LISTED ENTRIES —
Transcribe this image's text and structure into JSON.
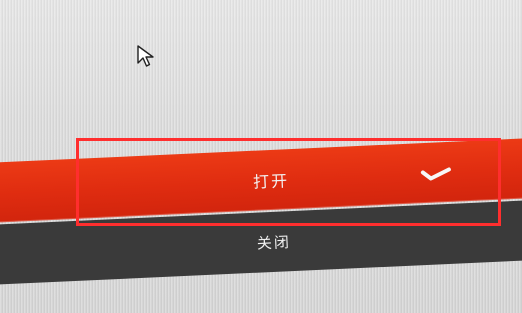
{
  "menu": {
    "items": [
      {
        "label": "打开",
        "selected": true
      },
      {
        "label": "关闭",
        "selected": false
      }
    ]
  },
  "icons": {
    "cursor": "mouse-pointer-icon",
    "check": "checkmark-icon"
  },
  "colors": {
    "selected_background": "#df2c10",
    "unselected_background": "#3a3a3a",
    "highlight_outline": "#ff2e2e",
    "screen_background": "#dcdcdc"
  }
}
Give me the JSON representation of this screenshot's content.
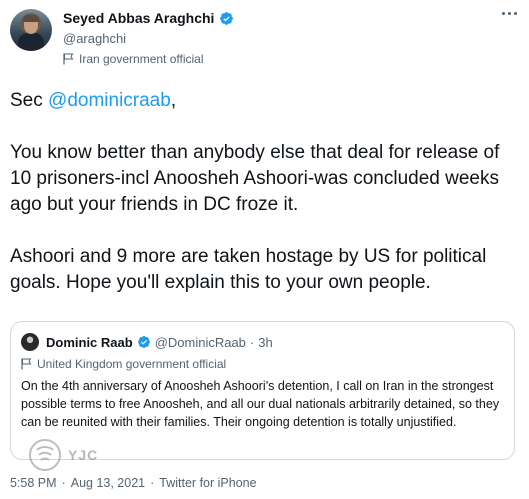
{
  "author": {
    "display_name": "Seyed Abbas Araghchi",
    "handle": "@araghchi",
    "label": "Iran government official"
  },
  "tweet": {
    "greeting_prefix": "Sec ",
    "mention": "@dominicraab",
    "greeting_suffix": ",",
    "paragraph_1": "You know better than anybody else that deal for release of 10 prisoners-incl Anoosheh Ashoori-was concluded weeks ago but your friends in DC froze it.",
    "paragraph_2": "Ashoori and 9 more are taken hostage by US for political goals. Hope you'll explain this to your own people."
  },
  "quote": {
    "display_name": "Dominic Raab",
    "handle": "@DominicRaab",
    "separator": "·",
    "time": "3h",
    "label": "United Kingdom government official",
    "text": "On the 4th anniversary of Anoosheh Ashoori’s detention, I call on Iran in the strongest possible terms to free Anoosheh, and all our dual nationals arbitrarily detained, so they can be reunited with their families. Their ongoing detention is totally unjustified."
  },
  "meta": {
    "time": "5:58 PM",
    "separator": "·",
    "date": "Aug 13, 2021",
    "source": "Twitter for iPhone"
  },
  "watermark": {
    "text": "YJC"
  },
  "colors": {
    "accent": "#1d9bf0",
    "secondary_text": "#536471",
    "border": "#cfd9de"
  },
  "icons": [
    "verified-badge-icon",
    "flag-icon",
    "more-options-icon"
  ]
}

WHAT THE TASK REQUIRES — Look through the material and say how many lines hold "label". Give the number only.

TASK RESULT — 4